Her first book, Post-treaty Politics: Secretariat Influence in Global Environmental Governance (MIT Press 2014), received the 2016 Harold and Margaret Sprout Award for best book in international environmental affairs from the International Studies Association. The book examines the role of international bureaucracies in managing the politics of overlapping international regimes in the areas of biodiversity, climate change and international trade.
Her second book (with Simon Nicholson), New Earth Politics: Essays from the Anthropocene (MIT Press 2016) engages leading scholars in a discussion over the role of global environmental politics in the age of the Anthropocene.
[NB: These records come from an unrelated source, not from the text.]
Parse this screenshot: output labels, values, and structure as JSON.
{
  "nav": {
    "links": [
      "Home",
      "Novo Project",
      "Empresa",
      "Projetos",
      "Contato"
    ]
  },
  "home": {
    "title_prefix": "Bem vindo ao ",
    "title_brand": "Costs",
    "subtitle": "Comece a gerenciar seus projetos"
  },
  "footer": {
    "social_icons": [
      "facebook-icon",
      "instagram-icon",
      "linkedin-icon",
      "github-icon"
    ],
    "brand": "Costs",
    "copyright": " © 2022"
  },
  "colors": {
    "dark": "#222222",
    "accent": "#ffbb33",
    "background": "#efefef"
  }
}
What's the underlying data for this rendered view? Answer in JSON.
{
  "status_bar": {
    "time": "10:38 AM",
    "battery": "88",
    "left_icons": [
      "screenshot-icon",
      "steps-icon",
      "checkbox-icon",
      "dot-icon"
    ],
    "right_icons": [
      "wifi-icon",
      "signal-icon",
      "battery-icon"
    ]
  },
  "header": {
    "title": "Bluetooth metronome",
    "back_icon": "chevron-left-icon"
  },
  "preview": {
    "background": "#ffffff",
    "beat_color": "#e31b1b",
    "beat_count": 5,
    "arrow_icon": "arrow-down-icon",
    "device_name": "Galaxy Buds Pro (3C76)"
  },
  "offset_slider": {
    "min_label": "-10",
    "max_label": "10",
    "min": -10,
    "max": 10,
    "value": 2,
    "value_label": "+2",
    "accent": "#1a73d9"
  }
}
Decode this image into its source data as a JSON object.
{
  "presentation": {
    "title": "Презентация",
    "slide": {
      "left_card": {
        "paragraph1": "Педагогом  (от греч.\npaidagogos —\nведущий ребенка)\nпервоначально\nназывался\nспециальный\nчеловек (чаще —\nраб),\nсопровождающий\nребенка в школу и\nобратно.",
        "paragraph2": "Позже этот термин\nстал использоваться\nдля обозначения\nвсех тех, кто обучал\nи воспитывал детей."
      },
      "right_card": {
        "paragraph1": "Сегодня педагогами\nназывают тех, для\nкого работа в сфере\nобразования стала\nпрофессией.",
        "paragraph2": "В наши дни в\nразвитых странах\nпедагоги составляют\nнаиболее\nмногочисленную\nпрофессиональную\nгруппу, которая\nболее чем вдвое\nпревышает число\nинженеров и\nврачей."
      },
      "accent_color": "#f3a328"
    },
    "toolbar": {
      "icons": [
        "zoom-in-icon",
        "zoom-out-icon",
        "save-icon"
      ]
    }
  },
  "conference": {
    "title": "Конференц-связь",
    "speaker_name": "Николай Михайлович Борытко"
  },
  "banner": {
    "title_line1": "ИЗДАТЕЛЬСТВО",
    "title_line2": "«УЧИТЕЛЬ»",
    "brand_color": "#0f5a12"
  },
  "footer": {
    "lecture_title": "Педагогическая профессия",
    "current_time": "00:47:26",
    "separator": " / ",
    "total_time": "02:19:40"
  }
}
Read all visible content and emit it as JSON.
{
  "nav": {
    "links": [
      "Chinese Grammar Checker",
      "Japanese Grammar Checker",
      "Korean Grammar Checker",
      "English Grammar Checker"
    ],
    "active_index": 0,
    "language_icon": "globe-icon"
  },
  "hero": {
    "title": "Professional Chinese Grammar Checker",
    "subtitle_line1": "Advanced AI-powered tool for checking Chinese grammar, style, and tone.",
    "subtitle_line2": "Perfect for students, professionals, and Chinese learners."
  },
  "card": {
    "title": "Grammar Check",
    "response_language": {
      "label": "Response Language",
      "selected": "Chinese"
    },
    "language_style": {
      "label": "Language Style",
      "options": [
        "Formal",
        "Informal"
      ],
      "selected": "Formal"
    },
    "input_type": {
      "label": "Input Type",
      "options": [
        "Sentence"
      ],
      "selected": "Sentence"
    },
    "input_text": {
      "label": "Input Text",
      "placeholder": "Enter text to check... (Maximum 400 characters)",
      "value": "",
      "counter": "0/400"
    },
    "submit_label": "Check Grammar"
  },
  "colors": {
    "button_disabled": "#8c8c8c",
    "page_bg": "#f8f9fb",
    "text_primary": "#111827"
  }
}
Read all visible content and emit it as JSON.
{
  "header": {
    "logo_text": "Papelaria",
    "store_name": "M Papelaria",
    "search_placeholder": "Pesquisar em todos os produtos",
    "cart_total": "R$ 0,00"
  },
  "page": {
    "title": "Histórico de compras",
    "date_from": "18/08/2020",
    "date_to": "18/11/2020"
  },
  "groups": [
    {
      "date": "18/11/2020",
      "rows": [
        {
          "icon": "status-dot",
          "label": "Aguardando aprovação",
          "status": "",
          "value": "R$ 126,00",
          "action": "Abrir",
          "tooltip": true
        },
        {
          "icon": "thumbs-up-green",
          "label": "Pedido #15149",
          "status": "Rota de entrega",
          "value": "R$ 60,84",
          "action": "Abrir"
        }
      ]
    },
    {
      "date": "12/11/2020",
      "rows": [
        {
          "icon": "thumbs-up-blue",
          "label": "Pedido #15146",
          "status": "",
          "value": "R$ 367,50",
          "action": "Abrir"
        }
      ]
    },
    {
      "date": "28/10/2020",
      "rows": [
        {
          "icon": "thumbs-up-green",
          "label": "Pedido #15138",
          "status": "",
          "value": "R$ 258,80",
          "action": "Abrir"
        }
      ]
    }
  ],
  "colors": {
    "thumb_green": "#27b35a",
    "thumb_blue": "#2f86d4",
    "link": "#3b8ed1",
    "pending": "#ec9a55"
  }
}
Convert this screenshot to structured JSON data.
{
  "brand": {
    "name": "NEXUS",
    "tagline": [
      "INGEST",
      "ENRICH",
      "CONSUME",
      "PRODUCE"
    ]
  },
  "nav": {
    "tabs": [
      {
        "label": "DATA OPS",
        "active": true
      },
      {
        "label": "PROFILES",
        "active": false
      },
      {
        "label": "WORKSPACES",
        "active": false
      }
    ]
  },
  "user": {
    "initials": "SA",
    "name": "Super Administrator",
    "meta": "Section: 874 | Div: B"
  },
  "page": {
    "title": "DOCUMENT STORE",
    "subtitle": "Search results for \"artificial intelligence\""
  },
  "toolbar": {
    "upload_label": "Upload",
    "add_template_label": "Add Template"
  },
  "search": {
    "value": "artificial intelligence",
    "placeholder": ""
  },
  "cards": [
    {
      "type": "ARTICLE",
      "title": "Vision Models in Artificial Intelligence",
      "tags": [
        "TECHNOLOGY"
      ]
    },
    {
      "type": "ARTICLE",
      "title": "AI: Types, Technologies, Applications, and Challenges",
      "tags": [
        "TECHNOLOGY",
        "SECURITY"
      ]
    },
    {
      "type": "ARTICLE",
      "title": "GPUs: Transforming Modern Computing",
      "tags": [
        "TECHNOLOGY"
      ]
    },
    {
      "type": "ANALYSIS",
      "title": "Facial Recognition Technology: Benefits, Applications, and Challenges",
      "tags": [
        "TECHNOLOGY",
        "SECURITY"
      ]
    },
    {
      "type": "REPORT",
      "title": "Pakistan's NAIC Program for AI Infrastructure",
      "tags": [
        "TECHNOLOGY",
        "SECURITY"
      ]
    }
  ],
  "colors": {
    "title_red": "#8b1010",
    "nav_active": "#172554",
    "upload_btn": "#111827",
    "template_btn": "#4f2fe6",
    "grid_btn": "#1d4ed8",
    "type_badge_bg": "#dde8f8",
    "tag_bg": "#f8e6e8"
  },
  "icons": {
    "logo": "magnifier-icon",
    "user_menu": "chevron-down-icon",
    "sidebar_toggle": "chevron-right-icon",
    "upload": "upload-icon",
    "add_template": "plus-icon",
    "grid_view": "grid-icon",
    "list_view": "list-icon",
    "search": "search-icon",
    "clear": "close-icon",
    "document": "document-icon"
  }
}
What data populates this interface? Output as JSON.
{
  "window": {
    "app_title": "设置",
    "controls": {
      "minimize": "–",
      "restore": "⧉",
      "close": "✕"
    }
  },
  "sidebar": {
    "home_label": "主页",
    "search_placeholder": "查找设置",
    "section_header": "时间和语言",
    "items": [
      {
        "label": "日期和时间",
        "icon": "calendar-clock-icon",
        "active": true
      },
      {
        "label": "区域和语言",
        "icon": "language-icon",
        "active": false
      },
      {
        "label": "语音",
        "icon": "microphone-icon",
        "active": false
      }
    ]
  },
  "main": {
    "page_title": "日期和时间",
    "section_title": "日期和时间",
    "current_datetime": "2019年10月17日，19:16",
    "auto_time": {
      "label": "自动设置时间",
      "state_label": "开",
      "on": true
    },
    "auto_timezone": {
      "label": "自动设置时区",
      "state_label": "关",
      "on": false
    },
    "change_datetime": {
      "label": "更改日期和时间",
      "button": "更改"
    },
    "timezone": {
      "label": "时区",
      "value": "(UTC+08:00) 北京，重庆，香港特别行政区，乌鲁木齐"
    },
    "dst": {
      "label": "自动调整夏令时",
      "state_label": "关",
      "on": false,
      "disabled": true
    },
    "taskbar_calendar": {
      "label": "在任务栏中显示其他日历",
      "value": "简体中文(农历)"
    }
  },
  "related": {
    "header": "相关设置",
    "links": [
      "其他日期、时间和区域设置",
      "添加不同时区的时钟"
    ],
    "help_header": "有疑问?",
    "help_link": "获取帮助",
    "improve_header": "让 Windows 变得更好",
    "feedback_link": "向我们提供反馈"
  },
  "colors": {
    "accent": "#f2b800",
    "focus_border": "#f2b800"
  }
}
She is currently working on a third book, Trading the Environment, which examines the role of preferential trade agreements in securing environmental objectives.
Dr. Jinnah's research has also been published in several scholarly journals, including: Global Environmental Politics, the Journal of Environment and Development, Environmental Research Letters, Berkeley Journal of International Law Publicist, Georgetown International Environmental Law Review, and Science.
Her UCSC courses include: International Relations and the Environment (POLI 170), Global Climate Change Politics (POLI 190U), and Trade-Environment Politics (POLI 162).
Prior to coming to UCSC she was an Assistant and Associate Professor of International Relations at American University's School of International Service. She held a Postdoctoral Fellowship at Brown University's Watson Institute for International Studies and was also a consultant for the International Institute for Sustainable Development (IISD), where she reported on CITES and UNFCCC processes for IISD's Earth Negotiations Bulletin. She currently serves on the editorial board for the journal Global Environmental Politics, is a Senior Research Fellow with the Earth System Governance project, and is a member of the Academic Working Group on International Governance of Climate Engineering at the Forum for Climate Engineering Assessment.